## Task directions
Exactly as they stand, give the records below again, with no images.

## Material provided
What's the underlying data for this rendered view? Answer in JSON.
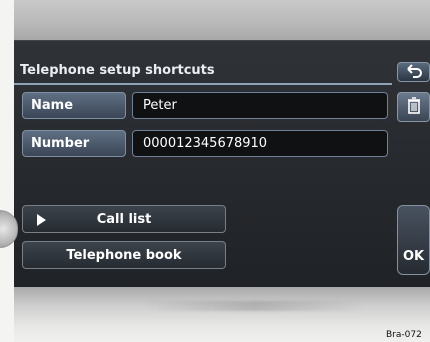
{
  "header": {
    "title": "Telephone setup shortcuts"
  },
  "fields": {
    "name_label": "Name",
    "name_value": "Peter",
    "number_label": "Number",
    "number_value": "000012345678910"
  },
  "buttons": {
    "call_list": "Call list",
    "telephone_book": "Telephone book",
    "ok": "OK"
  },
  "icons": {
    "back": "back-icon",
    "delete": "trash-icon",
    "call_list": "play-icon"
  },
  "footer": {
    "reference": "Bra-072"
  }
}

## Exercise response
What's the underlying data for this rendered view? Answer in JSON.
{
  "header": {
    "title": "Telephone setup shortcuts"
  },
  "fields": {
    "name_label": "Name",
    "name_value": "Peter",
    "number_label": "Number",
    "number_value": "000012345678910"
  },
  "buttons": {
    "call_list": "Call list",
    "telephone_book": "Telephone book",
    "ok": "OK"
  },
  "icons": {
    "back": "back-icon",
    "delete": "trash-icon",
    "call_list": "play-icon"
  },
  "footer": {
    "reference": "Bra-072"
  }
}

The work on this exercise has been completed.